• Work instructions
Those lines of the records that contain "label" are to be located and copied.

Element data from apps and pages
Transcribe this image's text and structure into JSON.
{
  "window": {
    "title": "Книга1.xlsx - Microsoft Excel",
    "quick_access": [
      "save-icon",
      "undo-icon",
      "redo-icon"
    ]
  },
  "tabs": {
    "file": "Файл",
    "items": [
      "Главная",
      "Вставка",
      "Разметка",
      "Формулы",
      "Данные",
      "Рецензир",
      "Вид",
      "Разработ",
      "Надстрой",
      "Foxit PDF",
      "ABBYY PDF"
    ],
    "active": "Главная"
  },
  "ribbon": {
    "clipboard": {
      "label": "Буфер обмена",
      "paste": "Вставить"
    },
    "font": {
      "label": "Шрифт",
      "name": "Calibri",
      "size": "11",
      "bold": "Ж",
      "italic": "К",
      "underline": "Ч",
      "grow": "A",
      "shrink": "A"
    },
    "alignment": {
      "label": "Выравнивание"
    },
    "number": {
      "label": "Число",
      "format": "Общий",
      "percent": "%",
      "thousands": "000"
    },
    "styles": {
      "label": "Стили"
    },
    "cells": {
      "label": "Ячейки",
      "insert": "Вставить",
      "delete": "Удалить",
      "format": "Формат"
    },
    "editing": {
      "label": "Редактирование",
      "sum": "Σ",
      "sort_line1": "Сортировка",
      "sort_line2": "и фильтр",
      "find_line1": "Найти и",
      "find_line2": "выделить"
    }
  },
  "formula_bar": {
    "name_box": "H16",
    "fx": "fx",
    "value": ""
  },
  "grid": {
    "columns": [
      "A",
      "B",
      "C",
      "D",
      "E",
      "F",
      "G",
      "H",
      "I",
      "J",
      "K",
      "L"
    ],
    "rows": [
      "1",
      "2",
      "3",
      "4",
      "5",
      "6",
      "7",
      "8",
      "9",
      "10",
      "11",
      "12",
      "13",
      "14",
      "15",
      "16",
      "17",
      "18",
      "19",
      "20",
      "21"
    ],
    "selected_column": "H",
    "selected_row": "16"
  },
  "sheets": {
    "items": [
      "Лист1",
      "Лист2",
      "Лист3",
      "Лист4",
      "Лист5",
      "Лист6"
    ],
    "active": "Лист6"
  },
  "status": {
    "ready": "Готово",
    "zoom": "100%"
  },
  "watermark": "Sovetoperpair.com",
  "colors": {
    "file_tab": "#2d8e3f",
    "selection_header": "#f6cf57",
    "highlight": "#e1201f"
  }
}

• Your solution
      "label": "Буфер обмена",
      "label": "Шрифт",
      "label": "Выравнивание"
      "label": "Число",
      "label": "Стили"
      "label": "Ячейки",
      "label": "Редактирование",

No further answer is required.